**EXTRACTED INFORMATION**
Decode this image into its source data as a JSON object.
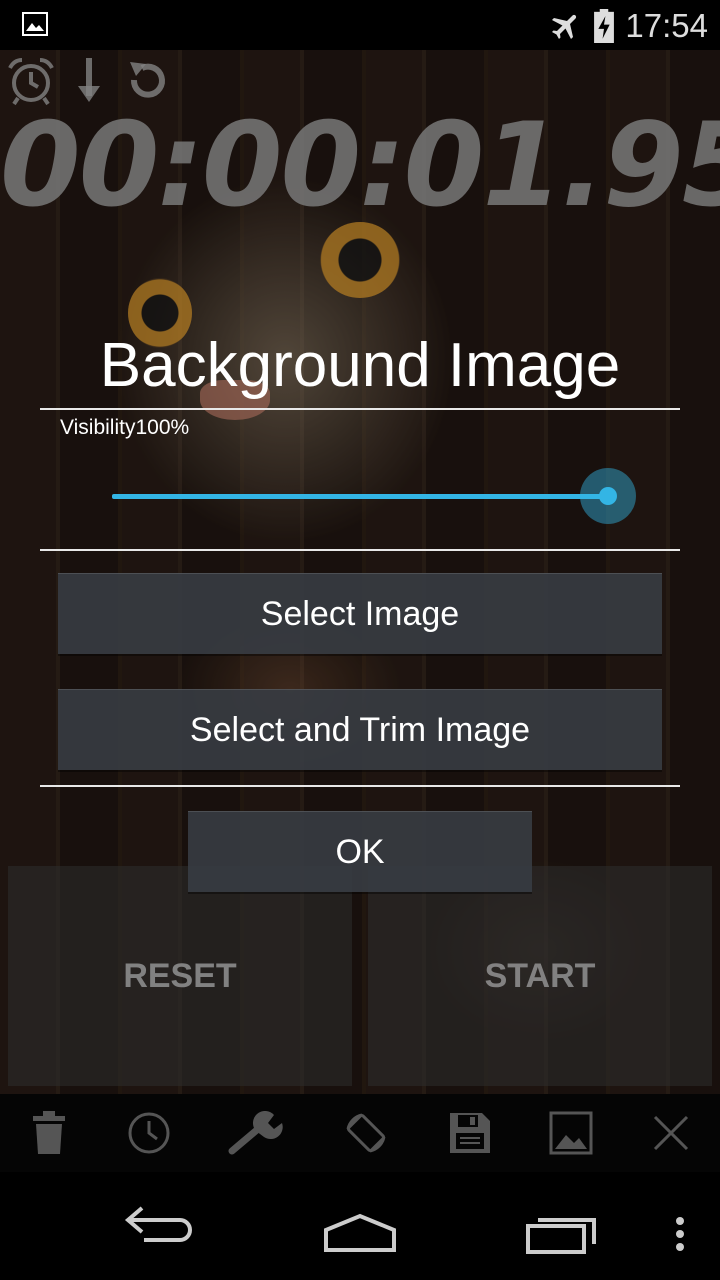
{
  "status_bar": {
    "time": "17:54",
    "icons": [
      "image-notification-icon",
      "airplane-mode-icon",
      "battery-charging-icon"
    ]
  },
  "stopwatch": {
    "time_display": "00:00:01.95",
    "top_icons": [
      "alarm-icon",
      "down-arrow-icon",
      "refresh-icon"
    ]
  },
  "dialog": {
    "title": "Background Image",
    "visibility_label": "Visibility",
    "visibility_value": "100%",
    "visibility_fraction": 1.0,
    "select_image_label": "Select Image",
    "select_trim_label": "Select and Trim Image",
    "ok_label": "OK"
  },
  "controls": {
    "reset_label": "RESET",
    "start_label": "START"
  },
  "toolbar": {
    "icons": [
      "trash-icon",
      "clock-icon",
      "wrench-icon",
      "rotate-screen-icon",
      "save-icon",
      "image-icon",
      "close-icon"
    ]
  },
  "navigation": {
    "icons": [
      "back-icon",
      "home-icon",
      "recents-icon",
      "overflow-menu-icon"
    ]
  },
  "colors": {
    "accent": "#33b5e5",
    "timer": "#787878"
  }
}
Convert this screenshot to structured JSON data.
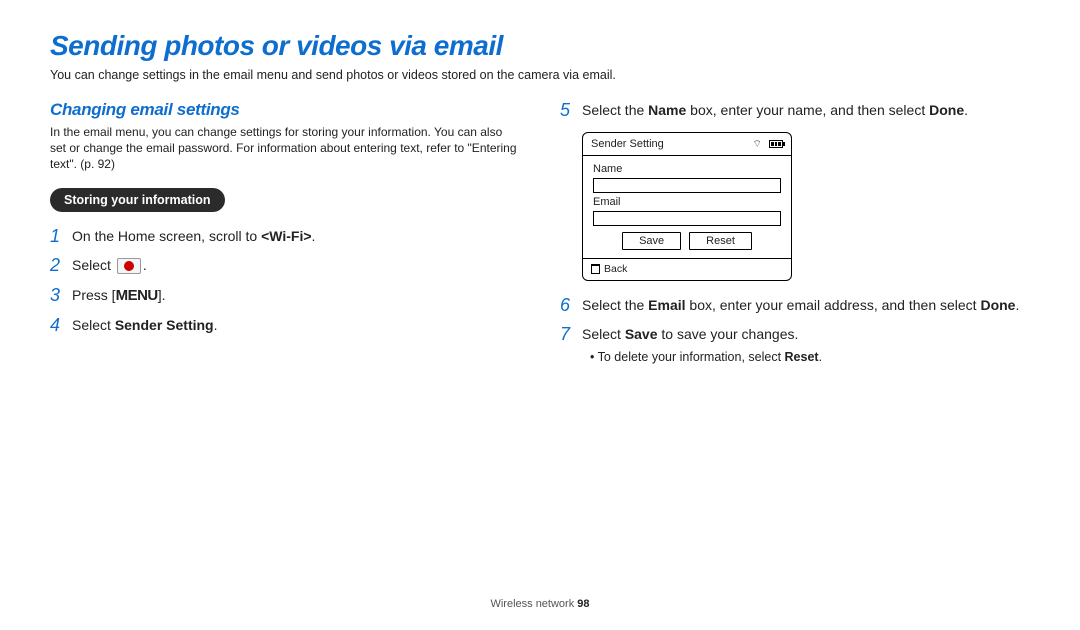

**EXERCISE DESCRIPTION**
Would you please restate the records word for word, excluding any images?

**FINISHED TASK**
Decode this image into its source data as a JSON object.
{
  "status_bar": {
    "time": "17:54",
    "icons": [
      "image-notification-icon",
      "airplane-mode-icon",
      "battery-charging-icon"
    ]
  },
  "stopwatch": {
    "time_display": "00:00:01.95",
    "top_icons": [
      "alarm-icon",
      "down-arrow-icon",
      "refresh-icon"
    ]
  },
  "dialog": {
    "title": "Background Image",
    "visibility_label": "Visibility",
    "visibility_value": "100%",
    "visibility_fraction": 1.0,
    "select_image_label": "Select Image",
    "select_trim_label": "Select and Trim Image",
    "ok_label": "OK"
  },
  "controls": {
    "reset_label": "RESET",
    "start_label": "START"
  },
  "toolbar": {
    "icons": [
      "trash-icon",
      "clock-icon",
      "wrench-icon",
      "rotate-screen-icon",
      "save-icon",
      "image-icon",
      "close-icon"
    ]
  },
  "navigation": {
    "icons": [
      "back-icon",
      "home-icon",
      "recents-icon",
      "overflow-menu-icon"
    ]
  },
  "colors": {
    "accent": "#33b5e5",
    "timer": "#787878"
  }
}
Convert this screenshot to structured JSON data.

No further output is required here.